In 2002, the graphics card manufacturer Nvidia launched a demo that heavily featured SpeedTree. "We started getting calls from AAA game developers the very next day," King said. One of those calls was from Bethesda Game Studios' Todd Howard, who needed to populate The Elder Scrolls IV: Oblivion's land of Tamriel with vegetation. "He was our very first AAA customer and the ball just started rolling from there."

Plenty of developers still create their own trees, but nobody's competing with SpeedTree. Image: IDV

IDV took a huge risk by going to its first Game Developers Conference, the largest game developer conference in the world, in 2003. "We didn't have any money and I remember it cost an arm and a leg," King said. But they got lucky. A company that was supposed to take up a big booth canceled its appearance, so IDV was able to pay $20,000 for a 10-by-10 foot booth, which just so happened to be across the corridor from Nvidia, a big draw at the convention.

"None of us had even attended GDC before, much less exhibited there, and then they opened the gates and within 15 minutes we could not see out of our booth, there were so many people looking at it," King said.

Tim Sweeney, co-founder of Epic Games, the company that makes the Unreal Engine used to create a huge number of p​opular games, was also there. The meeting led to SpeedTree being integrated with Unreal Engine 2.5, and every version that followed, including the most recent Unreal Engine 4.

SpeedTree was used exclusively in games between 2002 and 2009, when ILM called again with a different set of requirements. The procedural stuff wasn't good enough. Artists needed more control, to move individual branches by hand.

Now even the Tornado Twins can afford to use SpeedTree.

"We pretty much lit our software on fire and started again," King said. "SpeedTree's claim to fame is that unique blend of procedural modeling combined with art directibility and hand drawing, and that's one of the reasons we've had success in the film industry."

The first thing James Cameron wanted to know was 'how are you doing your trees?'

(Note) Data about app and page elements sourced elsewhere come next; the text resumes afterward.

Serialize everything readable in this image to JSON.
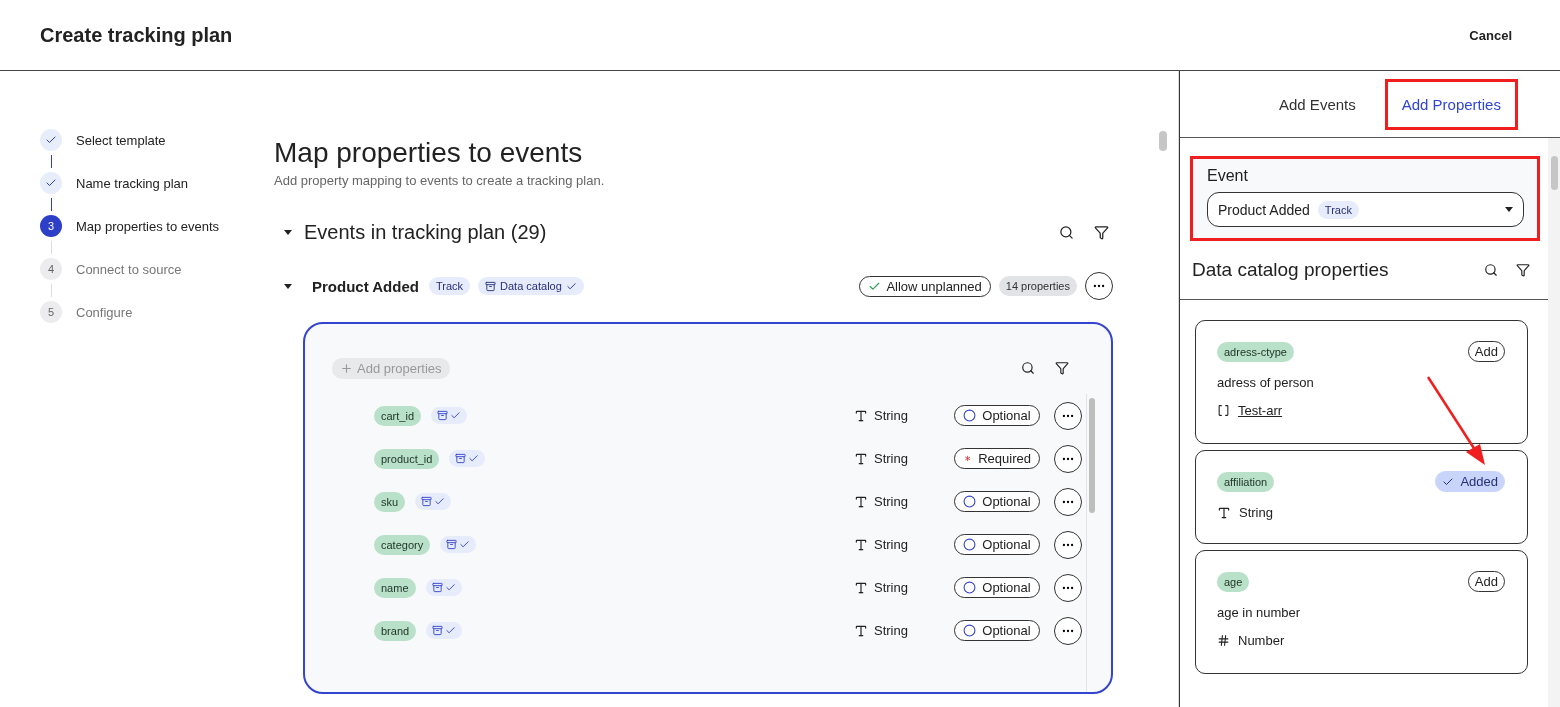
{
  "header": {
    "title": "Create tracking plan",
    "cancel": "Cancel"
  },
  "steps": [
    {
      "label": "Select template",
      "done": true
    },
    {
      "label": "Name tracking plan",
      "done": true
    },
    {
      "label": "Map properties to events",
      "done": false,
      "current": true,
      "number": "3"
    },
    {
      "label": "Connect to source",
      "done": false,
      "current": false,
      "number": "4"
    },
    {
      "label": "Configure",
      "done": false,
      "current": false,
      "number": "5"
    }
  ],
  "main": {
    "title": "Map properties to events",
    "subtitle": "Add property mapping to events to create a tracking plan.",
    "section_title": "Events in tracking plan (29)",
    "section_expanded": true
  },
  "event": {
    "name": "Product Added",
    "expanded": true,
    "type_tag": "Track",
    "catalog_label": "Data catalog",
    "allow_unplanned": {
      "label": "Allow unplanned",
      "checked": true
    },
    "properties_count": "14 properties",
    "add_properties": "Add properties",
    "properties": [
      {
        "name": "cart_id",
        "type": "String",
        "required": false,
        "requirement_label": "Optional"
      },
      {
        "name": "product_id",
        "type": "String",
        "required": true,
        "requirement_label": "Required"
      },
      {
        "name": "sku",
        "type": "String",
        "required": false,
        "requirement_label": "Optional"
      },
      {
        "name": "category",
        "type": "String",
        "required": false,
        "requirement_label": "Optional"
      },
      {
        "name": "name",
        "type": "String",
        "required": false,
        "requirement_label": "Optional"
      },
      {
        "name": "brand",
        "type": "String",
        "required": false,
        "requirement_label": "Optional"
      }
    ]
  },
  "panel": {
    "tabs": [
      {
        "label": "Add Events",
        "selected": false,
        "highlighted": false
      },
      {
        "label": "Add Properties",
        "selected": true,
        "highlighted": true
      }
    ],
    "event_field": {
      "label": "Event",
      "value": "Product Added",
      "tag": "Track",
      "highlighted": true
    },
    "catalog_title": "Data catalog properties",
    "cards": [
      {
        "tag": "adress-ctype",
        "added": false,
        "button": "Add",
        "pointed": false,
        "description": "adress of person",
        "type": {
          "kind": "array",
          "label": "Test-arr",
          "linked": true
        }
      },
      {
        "tag": "affiliation",
        "added": true,
        "button": "Added",
        "pointed": true,
        "type": {
          "kind": "string",
          "label": "String",
          "linked": false
        }
      },
      {
        "tag": "age",
        "added": false,
        "button": "Add",
        "pointed": false,
        "description": "age in number",
        "type": {
          "kind": "number",
          "label": "Number",
          "linked": false
        }
      }
    ]
  }
}
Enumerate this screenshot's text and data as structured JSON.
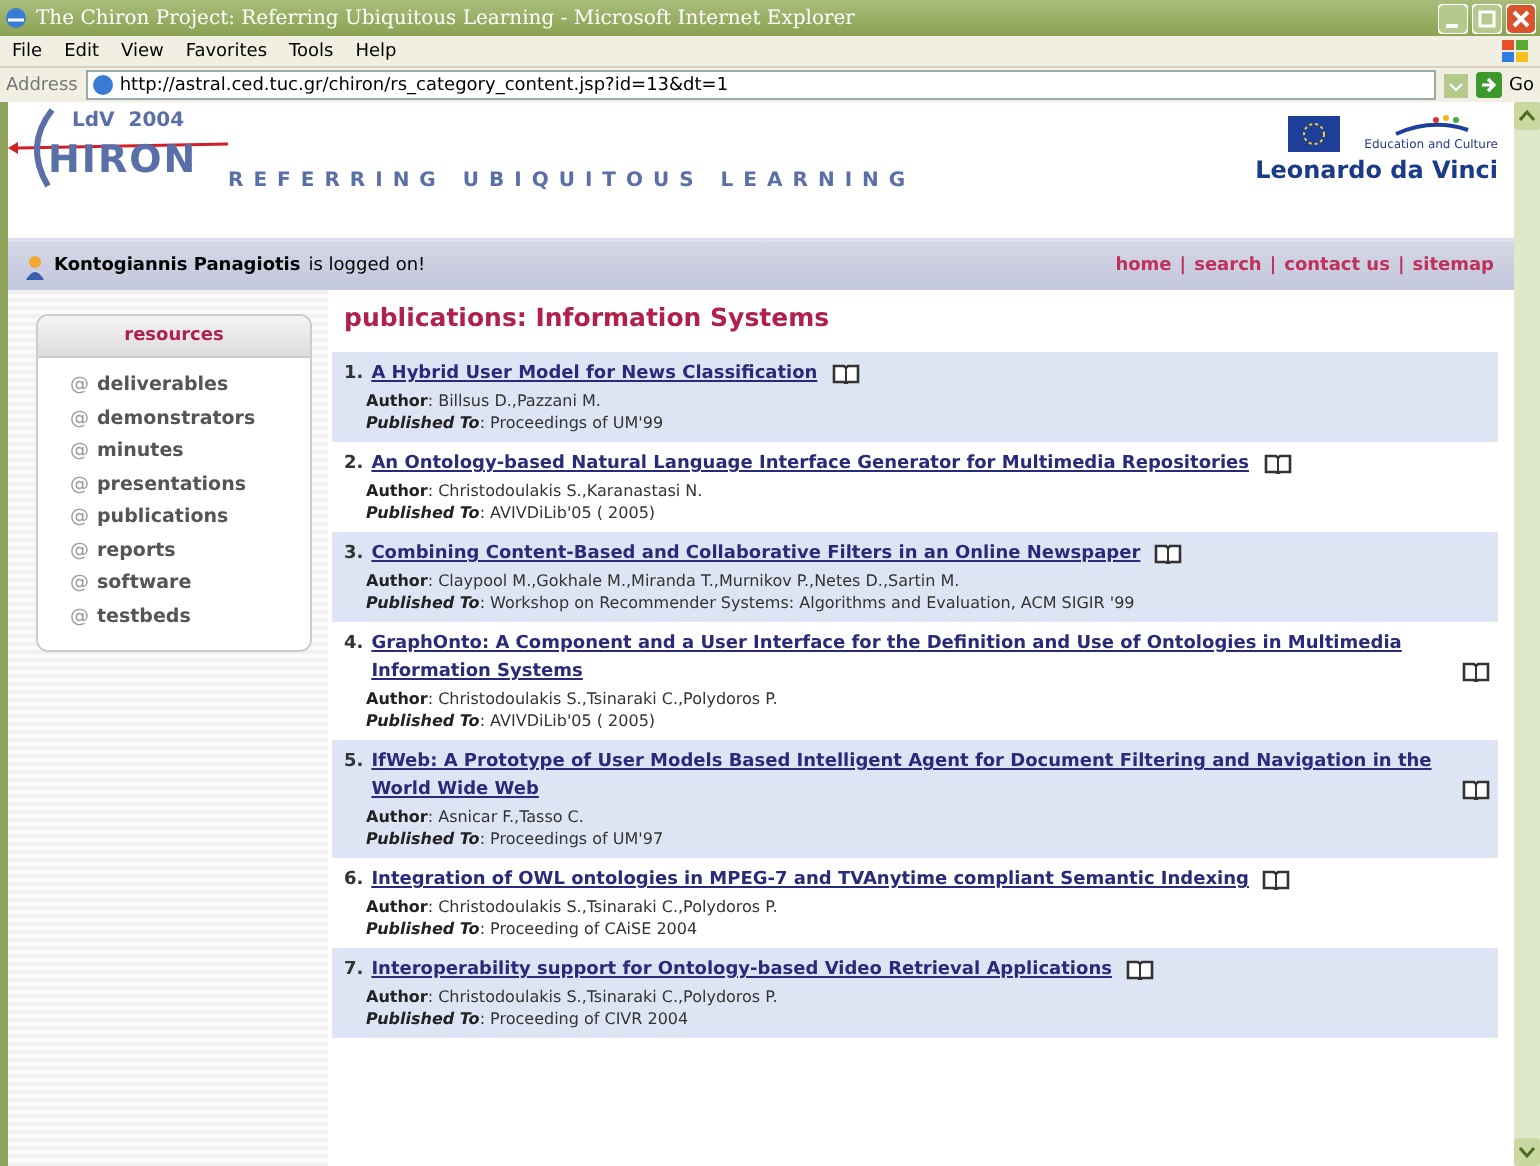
{
  "window": {
    "title": "The Chiron Project: Referring Ubiquitous Learning - Microsoft Internet Explorer"
  },
  "menu": [
    "File",
    "Edit",
    "View",
    "Favorites",
    "Tools",
    "Help"
  ],
  "address": {
    "label": "Address",
    "value": "http://astral.ced.tuc.gr/chiron/rs_category_content.jsp?id=13&dt=1",
    "go": "Go"
  },
  "header": {
    "year": "LdV  2004",
    "logo": "HIRON",
    "tagline": "REFERRING UBIQUITOUS LEARNING",
    "eu_caption": "Education and Culture",
    "program": "Leonardo da Vinci"
  },
  "user_bar": {
    "user": "Kontogiannis Panagiotis",
    "status": "is logged on!",
    "nav": [
      "home",
      "search",
      "contact us",
      "sitemap"
    ],
    "separators": [
      "|",
      "|",
      "|"
    ]
  },
  "sidebar": {
    "title": "resources",
    "items": [
      "deliverables",
      "demonstrators",
      "minutes",
      "presentations",
      "publications",
      "reports",
      "software",
      "testbeds"
    ],
    "bullet": "@"
  },
  "page_title": "publications: Information Systems",
  "publications": [
    {
      "number": "1.",
      "title": "A Hybrid User Model for News Classification",
      "author": "**Author**: Billsus D.,Pazzani M.",
      "published": "**Published To**: Proceedings of UM'99"
    },
    {
      "number": "2.",
      "title": "An Ontology-based Natural Language Interface Generator for Multimedia Repositories",
      "author": "**Author**: Christodoulakis S.,Karanastasi N.",
      "published": "**Published To**: AVIVDiLib'05 ( 2005)"
    },
    {
      "number": "3.",
      "title": "Combining Content-Based and Collaborative Filters in an Online Newspaper",
      "author": "**Author**: Claypool M.,Gokhale M.,Miranda T.,Murnikov P.,Netes D.,Sartin M.",
      "published": "**Published To**: Workshop on Recommender Systems: Algorithms and Evaluation, ACM SIGIR '99"
    },
    {
      "number": "4.",
      "title": "GraphOnto: A Component and a User Interface for the Definition and Use of Ontologies in Multimedia Information Systems",
      "author": "**Author**: Christodoulakis S.,Tsinaraki C.,Polydoros P.",
      "published": "**Published To**: AVIVDiLib'05 ( 2005)"
    },
    {
      "number": "5.",
      "title": "IfWeb: A Prototype of User Models Based Intelligent Agent for Document Filtering and Navigation in the World Wide Web",
      "author": "**Author**: Asnicar F.,Tasso C.",
      "published": "**Published To**: Proceedings of UM'97"
    },
    {
      "number": "6.",
      "title": "Integration of OWL ontologies in MPEG-7 and TVAnytime compliant Semantic Indexing",
      "author": "**Author**: Christodoulakis S.,Tsinaraki C.,Polydoros P.",
      "published": "**Published To**: Proceeding of CAiSE 2004"
    },
    {
      "number": "7.",
      "title": "Interoperability support for Ontology-based Video Retrieval Applications",
      "author": "**Author**: Christodoulakis S.,Tsinaraki C.,Polydoros P.",
      "published": "**Published To**: Proceeding of CIVR 2004"
    }
  ]
}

ILM Digital Matte department Supervisor Richard Bluff said that when they showed James Cameron the first 23-second test shot using SpeedTree a hush fell over the screening room. "The first thing Mr. Cameron wanted to know was 'how are you doing your trees?'" Bluff​ said. Those 23 seconds ended up being the opening shot of the movie.

SpeedTree licenses used to cost $10,000 to $15,000. Today, it's spreading from a few hundred users with well-lined pockets to hundred of thousands of indie developers with virtually no budgets. They can pay a $19 monthly fee to use it with Unreal Engine 4 and Unity, another hugely popular cross-platform game engine. "They'll finally have access to SpeedTree for next to nothing," King said. "That's a big part of our future that we're very excited to see."